Many who abuse prescription drugs mistakenly believe them to be safer than “street” drugs like heroin or cocaine because they are initially prescribed by a doctor. While prescription drugs have valid uses and are generally safe when used as prescribed, they can be incredibly addictive, leading to a wide range of health issues.

What Are the Signs of Prescription Drug Abuse?

 

Behavioral changes often occur with prescription drug abuse. These changes may include:

  • Lying or misleading friends and loved ones about the use of prescription drugs
  • Stealing or forging prescriptions for prescription drugs
  • Seeing a variety of doctors to obtain different prescription drugs
  • Declined interest in activities that used to be enjoyed
  • Changes in social circles
  • Weight changes
  • Deterioration in personal hygiene or appearance
  • Financial issues
  • Mood changes

While some individuals may not show many outward signs of abuse, most people exhibit some indications that should trigger further consideration among friends and loved ones. Physical signs of opioid abuse include drowsiness, confusion, a slowed breathing rate, and euphoria. Physical signs of benzodiazepine abuse include slurred speech, poor concentration, and memory problems.
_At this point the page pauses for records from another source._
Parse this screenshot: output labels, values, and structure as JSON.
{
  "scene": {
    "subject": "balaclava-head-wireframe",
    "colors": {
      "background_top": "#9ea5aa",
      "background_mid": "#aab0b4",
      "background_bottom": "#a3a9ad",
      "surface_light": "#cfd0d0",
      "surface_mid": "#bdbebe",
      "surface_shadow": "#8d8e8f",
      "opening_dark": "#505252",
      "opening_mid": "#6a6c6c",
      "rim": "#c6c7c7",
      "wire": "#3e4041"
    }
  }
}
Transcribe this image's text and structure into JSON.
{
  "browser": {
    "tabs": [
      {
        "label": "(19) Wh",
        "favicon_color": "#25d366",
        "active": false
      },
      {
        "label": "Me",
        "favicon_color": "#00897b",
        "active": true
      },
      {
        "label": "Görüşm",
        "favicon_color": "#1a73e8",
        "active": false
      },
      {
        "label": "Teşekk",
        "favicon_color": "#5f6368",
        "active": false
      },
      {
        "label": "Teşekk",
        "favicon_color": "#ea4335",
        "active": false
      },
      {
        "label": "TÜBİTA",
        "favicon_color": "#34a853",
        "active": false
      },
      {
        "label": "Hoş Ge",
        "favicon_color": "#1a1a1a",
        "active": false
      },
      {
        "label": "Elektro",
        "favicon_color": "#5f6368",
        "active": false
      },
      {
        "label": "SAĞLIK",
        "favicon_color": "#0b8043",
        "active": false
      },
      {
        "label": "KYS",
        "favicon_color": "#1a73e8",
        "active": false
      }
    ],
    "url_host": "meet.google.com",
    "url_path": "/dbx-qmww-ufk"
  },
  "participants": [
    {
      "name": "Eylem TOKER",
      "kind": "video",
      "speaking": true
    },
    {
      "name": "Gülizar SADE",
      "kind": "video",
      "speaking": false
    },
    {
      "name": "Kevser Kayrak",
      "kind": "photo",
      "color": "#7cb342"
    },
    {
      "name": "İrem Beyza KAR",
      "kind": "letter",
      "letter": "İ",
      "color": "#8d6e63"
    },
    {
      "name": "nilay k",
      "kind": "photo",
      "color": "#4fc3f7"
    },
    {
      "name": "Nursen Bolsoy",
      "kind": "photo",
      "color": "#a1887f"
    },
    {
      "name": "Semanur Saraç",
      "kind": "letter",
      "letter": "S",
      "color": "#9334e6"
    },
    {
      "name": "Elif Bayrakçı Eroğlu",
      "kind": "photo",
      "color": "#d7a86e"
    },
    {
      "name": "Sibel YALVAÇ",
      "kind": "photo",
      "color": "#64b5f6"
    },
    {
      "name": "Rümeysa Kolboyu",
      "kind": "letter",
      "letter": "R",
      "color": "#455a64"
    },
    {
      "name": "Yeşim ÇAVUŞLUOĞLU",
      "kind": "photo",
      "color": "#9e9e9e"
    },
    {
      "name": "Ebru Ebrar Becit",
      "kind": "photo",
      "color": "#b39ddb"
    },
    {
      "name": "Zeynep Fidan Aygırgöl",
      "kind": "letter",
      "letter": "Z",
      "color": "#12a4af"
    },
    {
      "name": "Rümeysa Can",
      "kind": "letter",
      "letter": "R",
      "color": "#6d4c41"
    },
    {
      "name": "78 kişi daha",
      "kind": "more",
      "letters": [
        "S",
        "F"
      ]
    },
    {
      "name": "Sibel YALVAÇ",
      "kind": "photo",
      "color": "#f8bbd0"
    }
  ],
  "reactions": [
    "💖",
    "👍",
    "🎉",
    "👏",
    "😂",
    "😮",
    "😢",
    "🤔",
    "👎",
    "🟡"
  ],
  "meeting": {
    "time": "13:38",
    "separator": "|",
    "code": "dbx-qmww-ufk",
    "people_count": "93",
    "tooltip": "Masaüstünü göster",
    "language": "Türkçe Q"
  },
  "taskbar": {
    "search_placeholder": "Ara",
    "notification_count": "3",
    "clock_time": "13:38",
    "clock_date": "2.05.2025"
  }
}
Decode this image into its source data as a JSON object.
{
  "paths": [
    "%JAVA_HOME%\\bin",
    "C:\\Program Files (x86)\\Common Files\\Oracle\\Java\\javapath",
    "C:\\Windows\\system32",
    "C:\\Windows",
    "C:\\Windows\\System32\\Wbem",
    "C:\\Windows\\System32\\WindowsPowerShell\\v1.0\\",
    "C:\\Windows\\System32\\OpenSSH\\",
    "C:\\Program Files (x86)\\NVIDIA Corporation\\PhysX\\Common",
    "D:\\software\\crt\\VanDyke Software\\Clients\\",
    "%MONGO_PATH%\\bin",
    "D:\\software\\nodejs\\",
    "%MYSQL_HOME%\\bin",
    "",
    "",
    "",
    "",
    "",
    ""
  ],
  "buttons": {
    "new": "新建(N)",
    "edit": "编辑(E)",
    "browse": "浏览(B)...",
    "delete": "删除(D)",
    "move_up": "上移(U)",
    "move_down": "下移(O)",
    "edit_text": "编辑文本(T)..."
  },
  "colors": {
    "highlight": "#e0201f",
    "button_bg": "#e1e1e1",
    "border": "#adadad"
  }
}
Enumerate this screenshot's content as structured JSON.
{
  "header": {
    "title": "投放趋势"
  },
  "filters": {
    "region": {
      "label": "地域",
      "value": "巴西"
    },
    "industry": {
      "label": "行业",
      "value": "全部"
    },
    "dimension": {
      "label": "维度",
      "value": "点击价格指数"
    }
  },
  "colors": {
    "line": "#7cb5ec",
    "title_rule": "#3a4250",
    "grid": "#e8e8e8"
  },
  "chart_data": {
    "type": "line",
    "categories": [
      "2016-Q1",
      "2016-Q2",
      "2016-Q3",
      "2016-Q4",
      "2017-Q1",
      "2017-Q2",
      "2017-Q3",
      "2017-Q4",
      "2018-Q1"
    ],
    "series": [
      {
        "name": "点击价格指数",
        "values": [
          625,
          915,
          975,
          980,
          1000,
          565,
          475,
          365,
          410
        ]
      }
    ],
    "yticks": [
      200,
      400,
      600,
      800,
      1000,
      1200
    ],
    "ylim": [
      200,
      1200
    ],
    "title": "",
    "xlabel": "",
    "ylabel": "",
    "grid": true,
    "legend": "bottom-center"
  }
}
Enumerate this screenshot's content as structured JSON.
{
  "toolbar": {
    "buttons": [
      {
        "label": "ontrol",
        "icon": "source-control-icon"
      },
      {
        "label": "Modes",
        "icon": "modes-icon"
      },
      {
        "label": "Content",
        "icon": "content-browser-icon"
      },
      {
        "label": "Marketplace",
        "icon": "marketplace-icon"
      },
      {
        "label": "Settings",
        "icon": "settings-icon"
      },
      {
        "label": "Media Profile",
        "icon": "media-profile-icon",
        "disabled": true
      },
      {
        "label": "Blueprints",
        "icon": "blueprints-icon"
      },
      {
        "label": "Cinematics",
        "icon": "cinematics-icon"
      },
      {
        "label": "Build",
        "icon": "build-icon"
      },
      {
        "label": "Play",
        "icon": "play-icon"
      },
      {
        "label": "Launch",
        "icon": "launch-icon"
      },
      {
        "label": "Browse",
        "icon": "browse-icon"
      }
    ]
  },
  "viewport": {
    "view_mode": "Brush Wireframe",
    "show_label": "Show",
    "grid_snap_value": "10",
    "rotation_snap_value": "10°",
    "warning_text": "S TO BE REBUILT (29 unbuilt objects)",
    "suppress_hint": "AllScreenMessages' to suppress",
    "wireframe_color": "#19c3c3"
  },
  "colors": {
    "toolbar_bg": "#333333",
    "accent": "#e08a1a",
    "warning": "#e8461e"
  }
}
Physical signs of stimulant abuse include insomnia, anxiety, and paranoia.

How Do People Stop Abusing Prescription Drugs?

 

While prescription drug abuse can lead to significant health, career, relationship, and financial repercussions, full recovery is possible. Addiction is a chronic disorder, so there is no “cure” for the disease; however, it can be managed with comprehensive and ongoing treatment.

Medical detox is often the first step in the treatment process. Withdrawal from certain substances, such as benzodiazepines and opiates, can be quite uncomfortable and even unsafe. As a result, medical detox is always required, and individuals should never attempt to stop taking these substances suddenly on their own.

Professional rehabilitation programs begin with a full assessment where medical professionals will assess if medical detox is needed. If a person was taking prescription drugs to manage a physical or mental health disorder, doctors will assess the best treatment plan going forward. In some instances, clients may be switched to a different medication with less abuse potential. In other cases, alternative treatments, such as massage, physical therapy, or acupuncture, may be employed.

After detox, the bulk of addiction treatment takes place in the form of therapy. In both individual and group therapy, clients explore the reasons behind their prescription drug abuse. The specific program of care is catered to the individual, ensuring that treatment addresses the individual person’s progress in recovery.

Aftercare is a key component of any successful recovery program. Prior to completion of a formal addiction treatment program, the treatment team will help to devise an aftercare plan for the client. This plan may consist of ongoing therapy sessions, attendance at 12-Step meetings, and meditation or yoga classes. The client and treatment team work on the plan together to ensure it meets the client’s needs on various levels, providing the support and structure needed for a successful long-term recovery.